Tuesday, October 6, 2015

Tea Party Conservative Evangelical Changes His Mind on Guns

Rev. Rob Schenk is a pro-life, evangelical, Tea Party activist who is fighting for life in a way not usually associated with the people who make up his church constituency.  Here is a taste of Sarah Pulliam Bailey's The Washington Post article on Schenk. 

 Following the excerpt is a trailer for "The Armor of Light," a documentary about his quest to stop gun violence in America.

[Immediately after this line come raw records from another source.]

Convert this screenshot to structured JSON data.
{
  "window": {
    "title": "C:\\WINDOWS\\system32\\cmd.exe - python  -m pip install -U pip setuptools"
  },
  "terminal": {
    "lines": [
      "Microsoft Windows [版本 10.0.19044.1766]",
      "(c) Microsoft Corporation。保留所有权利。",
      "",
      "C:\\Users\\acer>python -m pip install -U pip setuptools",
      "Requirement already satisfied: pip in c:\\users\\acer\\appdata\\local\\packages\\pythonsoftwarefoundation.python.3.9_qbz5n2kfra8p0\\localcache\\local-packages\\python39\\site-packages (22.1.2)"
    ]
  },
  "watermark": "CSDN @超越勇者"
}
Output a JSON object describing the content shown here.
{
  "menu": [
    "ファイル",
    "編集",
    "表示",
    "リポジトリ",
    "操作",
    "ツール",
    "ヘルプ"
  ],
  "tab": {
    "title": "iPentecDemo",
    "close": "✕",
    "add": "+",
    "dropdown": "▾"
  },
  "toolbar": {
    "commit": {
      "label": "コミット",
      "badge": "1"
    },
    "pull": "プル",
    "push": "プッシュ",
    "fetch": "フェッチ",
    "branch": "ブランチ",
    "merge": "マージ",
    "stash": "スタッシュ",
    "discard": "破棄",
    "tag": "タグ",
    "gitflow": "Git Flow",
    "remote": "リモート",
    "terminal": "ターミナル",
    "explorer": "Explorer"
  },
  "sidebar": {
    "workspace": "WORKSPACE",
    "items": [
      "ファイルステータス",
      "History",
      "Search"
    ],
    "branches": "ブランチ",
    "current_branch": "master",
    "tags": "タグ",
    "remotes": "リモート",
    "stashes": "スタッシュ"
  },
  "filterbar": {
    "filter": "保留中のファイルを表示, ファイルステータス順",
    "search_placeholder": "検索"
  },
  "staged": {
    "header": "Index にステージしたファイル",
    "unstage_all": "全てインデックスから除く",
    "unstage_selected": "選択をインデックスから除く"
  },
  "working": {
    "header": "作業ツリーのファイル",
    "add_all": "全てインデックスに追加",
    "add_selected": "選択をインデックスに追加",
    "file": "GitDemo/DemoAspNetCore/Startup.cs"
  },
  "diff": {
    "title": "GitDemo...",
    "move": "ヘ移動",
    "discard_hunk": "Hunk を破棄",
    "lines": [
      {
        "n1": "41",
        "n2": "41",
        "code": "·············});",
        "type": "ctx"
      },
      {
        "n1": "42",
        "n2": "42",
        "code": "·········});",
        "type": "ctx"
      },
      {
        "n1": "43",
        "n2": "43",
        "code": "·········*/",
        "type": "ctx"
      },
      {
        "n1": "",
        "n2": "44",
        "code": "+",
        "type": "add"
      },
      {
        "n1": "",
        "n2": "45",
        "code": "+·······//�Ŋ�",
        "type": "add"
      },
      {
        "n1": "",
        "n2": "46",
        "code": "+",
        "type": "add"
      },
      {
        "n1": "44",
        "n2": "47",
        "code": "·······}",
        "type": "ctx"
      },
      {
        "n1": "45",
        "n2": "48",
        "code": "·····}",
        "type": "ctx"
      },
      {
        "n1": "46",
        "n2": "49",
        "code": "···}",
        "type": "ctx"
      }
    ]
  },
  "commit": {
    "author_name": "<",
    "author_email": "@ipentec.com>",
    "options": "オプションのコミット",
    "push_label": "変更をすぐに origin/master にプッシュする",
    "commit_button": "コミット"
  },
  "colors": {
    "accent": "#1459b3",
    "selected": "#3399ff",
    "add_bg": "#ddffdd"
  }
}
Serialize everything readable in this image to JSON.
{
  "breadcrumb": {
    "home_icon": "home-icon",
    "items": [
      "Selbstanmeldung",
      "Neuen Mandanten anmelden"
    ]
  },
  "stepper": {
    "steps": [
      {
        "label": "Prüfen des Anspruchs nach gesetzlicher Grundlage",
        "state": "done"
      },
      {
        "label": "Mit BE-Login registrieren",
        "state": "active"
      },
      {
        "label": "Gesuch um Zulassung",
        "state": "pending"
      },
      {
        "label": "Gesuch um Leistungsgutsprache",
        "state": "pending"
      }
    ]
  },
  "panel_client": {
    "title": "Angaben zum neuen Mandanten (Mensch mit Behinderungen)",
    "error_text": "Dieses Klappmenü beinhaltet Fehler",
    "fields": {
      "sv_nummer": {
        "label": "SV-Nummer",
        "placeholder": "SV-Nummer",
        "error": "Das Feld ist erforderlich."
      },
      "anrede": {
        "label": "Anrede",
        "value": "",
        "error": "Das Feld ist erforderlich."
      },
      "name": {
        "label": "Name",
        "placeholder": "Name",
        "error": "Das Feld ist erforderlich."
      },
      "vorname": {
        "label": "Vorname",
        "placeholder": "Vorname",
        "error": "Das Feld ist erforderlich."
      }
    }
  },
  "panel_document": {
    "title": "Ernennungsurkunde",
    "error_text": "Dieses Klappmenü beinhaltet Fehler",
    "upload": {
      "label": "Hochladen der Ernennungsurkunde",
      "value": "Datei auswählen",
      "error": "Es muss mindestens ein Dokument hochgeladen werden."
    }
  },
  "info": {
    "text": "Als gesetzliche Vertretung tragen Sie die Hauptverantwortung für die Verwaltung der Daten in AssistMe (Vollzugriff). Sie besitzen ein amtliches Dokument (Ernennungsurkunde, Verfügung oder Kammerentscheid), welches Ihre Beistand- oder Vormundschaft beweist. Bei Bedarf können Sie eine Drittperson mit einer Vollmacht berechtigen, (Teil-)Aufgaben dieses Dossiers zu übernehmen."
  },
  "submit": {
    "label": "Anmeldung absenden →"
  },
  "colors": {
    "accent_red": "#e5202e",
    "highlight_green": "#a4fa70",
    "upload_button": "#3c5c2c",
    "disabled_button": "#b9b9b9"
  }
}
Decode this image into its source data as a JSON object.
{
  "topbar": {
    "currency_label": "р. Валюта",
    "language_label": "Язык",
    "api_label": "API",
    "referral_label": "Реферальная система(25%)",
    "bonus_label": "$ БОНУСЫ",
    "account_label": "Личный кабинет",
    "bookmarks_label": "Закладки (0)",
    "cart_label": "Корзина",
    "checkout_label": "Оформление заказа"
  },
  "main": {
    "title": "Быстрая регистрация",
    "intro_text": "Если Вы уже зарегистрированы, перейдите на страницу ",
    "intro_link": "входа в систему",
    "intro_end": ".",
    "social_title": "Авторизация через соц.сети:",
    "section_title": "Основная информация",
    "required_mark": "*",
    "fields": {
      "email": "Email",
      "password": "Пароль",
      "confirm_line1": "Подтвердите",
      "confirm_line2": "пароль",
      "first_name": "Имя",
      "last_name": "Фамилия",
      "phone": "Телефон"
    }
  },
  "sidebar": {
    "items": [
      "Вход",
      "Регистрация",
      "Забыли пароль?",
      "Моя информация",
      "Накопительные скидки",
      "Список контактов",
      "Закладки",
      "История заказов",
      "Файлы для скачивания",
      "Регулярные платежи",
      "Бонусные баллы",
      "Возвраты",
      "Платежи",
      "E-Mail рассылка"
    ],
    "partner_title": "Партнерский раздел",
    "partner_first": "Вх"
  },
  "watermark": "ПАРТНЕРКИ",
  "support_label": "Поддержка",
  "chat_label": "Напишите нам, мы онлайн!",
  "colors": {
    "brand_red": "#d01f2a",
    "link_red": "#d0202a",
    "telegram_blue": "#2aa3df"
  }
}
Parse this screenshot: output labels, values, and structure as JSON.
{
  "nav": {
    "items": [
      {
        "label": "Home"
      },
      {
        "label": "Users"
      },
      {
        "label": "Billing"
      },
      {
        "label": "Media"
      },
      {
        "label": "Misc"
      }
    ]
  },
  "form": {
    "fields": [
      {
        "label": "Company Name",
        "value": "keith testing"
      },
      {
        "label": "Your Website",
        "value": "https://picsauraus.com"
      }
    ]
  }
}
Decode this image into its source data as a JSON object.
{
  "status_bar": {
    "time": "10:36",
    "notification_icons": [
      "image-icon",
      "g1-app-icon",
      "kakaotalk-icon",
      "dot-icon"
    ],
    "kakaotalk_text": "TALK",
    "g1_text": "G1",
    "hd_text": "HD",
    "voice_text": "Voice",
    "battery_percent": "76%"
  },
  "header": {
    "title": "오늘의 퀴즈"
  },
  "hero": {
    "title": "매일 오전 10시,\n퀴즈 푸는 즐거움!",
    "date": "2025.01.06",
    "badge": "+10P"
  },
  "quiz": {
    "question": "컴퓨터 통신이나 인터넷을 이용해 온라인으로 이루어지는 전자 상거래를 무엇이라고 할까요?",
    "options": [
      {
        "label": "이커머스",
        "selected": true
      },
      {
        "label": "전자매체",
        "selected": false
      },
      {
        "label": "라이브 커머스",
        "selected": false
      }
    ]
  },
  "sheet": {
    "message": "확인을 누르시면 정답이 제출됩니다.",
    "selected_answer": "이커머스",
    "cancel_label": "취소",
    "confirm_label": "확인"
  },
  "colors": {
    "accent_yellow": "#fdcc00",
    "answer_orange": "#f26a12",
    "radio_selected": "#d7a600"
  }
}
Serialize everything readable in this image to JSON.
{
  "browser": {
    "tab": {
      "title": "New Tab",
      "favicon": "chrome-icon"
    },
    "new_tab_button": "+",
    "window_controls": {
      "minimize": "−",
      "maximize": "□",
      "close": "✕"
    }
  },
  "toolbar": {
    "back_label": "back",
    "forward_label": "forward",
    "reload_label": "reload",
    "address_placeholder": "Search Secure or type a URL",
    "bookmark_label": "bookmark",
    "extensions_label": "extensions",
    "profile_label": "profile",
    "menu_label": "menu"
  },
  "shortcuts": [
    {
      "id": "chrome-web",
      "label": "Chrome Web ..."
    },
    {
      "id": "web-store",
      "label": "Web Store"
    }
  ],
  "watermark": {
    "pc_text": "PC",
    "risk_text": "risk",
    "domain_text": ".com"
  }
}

Schenck, who believes that most Christians should not own a firearm for defense purposes, is trying to encourage Christians towards becoming more visible in the gun use debate.
“Pastors and the church as a whole should be speaking very loudly into legislation on guns, especially on the state level,” he said. “Our voices are conspicuously absent from the discussion and the debate.”
Directed by Abigail Disney (the grandniece of Walt Disney), the “Armor of Light” film opens showing Schenck, a longtime antiabortion activist, carrying a dead fetus during protests in 1992.
“In my community we talk about the value of every human life. Usually that’s in the context of abortion,” he says in the film. “And if we believe life begins at conception there’s a whole lot of life beyond conception until natural death.”
Schenck was the original founder of D.C.’s multi-site National Community Church in 1994, but now he spends most of his time on Capitol Hill or in churches around the country. He leads a group called Faith and Action, saying that his natural constituency would be conservative, those who have Republican or Tea Party affinities.
Since the film’s premiere at the Tribeca Film Festival in April, Schenck has been preaching at churches across the country about gun violence.
Schenck said that his organization has lost significant financial support over his activism. According to Faith and Action’s most recent financial statements from 2013, the organization receives about $1.9 million in contributions and grants, and Schenck’s salary that year was $168,333.
“There are some things worth the cost, so I’ve come to the conclusion that this is one,” he told an audience at the AFI DOCS film festival in Washington in June